From 2008 to 2018, the population of the Netherlands increased by 5% and gross domestic product (GDP) grew by 9%. Over the same period, energy demand declined by 5% thanks in part to a 15% improvement in the energy efficiency of the economy. The Netherlands has also achieved notable reductions in GHG emissions. In 2018, GHG emissions were down 15% from 1990 levels. The Netherlands is home to a large concentration of energy and emission-intensive industries and remains heavily reliant on fossil fuels. From 2008 to 2018, the share of fossil fuels in total primary energy supply (TPES) declined only slightly, from 92% to 90%. As a result, a recent increase in economic activity has caused emissions reductions to stall. In 2018, energy-related GHG emissions were slightly higher than in 2014.

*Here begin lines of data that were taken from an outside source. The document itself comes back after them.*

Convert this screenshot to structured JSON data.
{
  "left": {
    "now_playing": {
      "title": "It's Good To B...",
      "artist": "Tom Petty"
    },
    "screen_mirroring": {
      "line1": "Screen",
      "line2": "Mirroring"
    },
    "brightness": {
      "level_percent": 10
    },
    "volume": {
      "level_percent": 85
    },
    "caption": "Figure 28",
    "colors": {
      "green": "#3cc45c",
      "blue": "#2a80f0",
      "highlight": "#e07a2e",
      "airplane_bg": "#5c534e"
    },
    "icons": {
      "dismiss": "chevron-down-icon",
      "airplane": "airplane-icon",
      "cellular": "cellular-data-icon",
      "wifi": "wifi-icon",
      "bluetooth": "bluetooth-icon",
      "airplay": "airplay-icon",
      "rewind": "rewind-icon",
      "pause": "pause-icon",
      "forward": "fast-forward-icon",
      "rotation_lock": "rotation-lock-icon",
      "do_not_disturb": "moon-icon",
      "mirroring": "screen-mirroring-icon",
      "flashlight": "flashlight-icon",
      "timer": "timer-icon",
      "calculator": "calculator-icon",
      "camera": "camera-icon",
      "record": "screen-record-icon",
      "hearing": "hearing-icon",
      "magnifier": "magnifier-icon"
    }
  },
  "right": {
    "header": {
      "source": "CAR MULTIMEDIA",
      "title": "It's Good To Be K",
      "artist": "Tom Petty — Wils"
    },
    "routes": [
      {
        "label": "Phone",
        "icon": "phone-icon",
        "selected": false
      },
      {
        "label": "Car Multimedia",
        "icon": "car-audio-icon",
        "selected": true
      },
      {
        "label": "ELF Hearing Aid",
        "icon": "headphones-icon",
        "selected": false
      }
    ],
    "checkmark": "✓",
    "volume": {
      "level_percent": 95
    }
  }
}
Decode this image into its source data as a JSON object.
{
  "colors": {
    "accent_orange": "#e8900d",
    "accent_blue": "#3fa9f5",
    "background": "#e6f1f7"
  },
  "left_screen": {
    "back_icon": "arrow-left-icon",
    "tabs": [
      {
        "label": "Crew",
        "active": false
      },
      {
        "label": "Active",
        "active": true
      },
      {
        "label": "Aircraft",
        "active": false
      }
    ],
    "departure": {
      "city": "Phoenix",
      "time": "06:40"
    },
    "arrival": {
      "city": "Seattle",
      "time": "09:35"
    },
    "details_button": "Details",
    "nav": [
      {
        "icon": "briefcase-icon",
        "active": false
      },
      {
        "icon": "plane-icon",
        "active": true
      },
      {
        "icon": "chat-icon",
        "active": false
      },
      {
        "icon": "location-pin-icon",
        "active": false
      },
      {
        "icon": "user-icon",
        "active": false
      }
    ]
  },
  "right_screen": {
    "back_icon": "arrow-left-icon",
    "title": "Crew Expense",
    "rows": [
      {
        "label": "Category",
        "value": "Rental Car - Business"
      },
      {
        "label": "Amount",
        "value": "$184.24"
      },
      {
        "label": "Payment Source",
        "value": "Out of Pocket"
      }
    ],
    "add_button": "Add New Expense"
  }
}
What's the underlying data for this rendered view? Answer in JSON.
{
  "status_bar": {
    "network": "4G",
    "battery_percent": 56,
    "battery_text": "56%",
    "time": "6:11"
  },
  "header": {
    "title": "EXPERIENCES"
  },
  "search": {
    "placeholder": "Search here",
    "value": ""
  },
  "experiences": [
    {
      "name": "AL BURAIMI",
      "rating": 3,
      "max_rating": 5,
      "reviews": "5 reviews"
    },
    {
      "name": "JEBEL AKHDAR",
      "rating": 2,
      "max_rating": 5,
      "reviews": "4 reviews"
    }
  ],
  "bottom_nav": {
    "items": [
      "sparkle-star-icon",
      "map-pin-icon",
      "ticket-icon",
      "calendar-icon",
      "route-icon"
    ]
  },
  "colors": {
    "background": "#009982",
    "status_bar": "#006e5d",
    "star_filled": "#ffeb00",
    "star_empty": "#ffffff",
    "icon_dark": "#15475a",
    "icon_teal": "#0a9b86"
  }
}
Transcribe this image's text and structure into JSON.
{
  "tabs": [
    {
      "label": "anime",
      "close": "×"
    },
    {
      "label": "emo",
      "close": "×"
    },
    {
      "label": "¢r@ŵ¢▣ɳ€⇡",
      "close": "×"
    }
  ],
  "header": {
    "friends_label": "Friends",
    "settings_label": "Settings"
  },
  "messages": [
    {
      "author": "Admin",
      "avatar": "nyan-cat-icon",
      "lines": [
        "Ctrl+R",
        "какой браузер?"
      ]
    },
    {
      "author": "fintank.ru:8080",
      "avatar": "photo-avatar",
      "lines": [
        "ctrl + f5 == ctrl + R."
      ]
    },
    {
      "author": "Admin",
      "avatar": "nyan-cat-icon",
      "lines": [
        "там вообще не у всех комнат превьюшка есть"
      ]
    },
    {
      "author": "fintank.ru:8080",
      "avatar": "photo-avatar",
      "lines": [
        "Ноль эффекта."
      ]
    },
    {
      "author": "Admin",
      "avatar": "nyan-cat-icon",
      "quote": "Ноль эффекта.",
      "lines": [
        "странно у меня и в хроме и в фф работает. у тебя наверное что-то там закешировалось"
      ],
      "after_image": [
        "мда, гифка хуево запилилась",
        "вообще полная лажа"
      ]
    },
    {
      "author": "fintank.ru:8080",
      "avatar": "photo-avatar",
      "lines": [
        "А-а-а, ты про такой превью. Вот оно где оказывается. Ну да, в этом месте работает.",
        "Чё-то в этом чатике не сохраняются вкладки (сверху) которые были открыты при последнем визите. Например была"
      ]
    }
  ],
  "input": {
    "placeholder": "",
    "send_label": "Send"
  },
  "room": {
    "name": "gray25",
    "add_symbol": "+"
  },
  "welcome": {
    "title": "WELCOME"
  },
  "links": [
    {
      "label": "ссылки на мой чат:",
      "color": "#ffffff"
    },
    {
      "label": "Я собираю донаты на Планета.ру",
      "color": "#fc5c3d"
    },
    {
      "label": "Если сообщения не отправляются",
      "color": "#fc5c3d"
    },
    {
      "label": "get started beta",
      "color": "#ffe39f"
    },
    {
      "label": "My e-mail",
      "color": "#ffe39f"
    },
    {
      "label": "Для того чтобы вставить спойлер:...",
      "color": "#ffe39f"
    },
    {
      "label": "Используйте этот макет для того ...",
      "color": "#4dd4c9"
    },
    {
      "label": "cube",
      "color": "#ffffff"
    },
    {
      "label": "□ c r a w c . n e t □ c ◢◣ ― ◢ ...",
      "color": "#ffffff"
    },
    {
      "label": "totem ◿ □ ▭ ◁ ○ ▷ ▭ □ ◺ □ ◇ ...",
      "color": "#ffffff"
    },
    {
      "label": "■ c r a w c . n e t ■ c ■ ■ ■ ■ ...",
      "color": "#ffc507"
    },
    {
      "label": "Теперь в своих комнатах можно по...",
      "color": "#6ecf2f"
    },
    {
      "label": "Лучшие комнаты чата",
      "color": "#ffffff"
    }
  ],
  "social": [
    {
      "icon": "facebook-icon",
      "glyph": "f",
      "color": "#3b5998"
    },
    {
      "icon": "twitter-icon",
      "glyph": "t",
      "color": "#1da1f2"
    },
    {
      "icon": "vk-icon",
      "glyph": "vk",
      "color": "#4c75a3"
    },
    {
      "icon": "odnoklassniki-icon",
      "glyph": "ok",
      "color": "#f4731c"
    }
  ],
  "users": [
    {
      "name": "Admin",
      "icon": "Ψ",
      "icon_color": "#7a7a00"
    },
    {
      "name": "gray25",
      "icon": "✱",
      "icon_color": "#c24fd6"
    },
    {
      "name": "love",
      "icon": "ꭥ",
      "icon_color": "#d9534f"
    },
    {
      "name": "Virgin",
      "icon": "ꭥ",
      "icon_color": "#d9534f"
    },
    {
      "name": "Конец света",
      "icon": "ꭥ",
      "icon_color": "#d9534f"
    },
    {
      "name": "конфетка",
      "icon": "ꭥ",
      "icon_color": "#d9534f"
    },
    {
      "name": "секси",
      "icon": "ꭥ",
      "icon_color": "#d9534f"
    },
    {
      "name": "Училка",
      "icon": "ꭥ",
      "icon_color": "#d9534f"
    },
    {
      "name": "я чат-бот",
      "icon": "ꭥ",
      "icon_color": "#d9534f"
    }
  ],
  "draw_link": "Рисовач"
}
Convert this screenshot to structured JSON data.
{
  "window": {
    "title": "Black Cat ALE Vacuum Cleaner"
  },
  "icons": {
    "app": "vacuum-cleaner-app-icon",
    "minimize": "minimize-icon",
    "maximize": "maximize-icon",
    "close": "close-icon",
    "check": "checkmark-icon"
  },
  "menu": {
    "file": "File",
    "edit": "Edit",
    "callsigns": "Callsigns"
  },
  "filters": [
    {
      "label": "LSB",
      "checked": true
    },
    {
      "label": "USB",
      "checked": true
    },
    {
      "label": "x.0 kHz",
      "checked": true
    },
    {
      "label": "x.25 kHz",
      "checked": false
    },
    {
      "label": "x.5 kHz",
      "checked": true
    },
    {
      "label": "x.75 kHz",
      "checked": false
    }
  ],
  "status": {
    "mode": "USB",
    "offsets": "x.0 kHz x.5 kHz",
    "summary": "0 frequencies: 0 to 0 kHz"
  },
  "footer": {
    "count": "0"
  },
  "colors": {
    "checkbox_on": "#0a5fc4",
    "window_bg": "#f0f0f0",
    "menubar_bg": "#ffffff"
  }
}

The Netherlands is also facing new energy security challenges. Natural gas is the largest source of domestic energy production and a key fuel for industry and for building heating. The Groningen gas field, located in the northeast of the Netherlands, is one of the largest gas fields in the world and was historically the main source of domestic gas production. In , natural gas production activities in the Groningen field cuased eathquakes that damaged over 10 000 buildings and resulted in strong public and political pressure to end gas production from Groningen as soon as possible. In response, the Dutch Cabinet issued that aim to end gas production from Groningen by mid?2022, while ensuring security of gas supply by reducing gas demand and increasing the availablitiy of gas from sources other than Groningen. From 2013 to 2018, domestic gas production fell by 55% and energy import dependency increased from 29% to 72%. Because of steady demand for natural gas and falling domestic gas supply, the Netherlands became a net gas importer for the first time in 2018.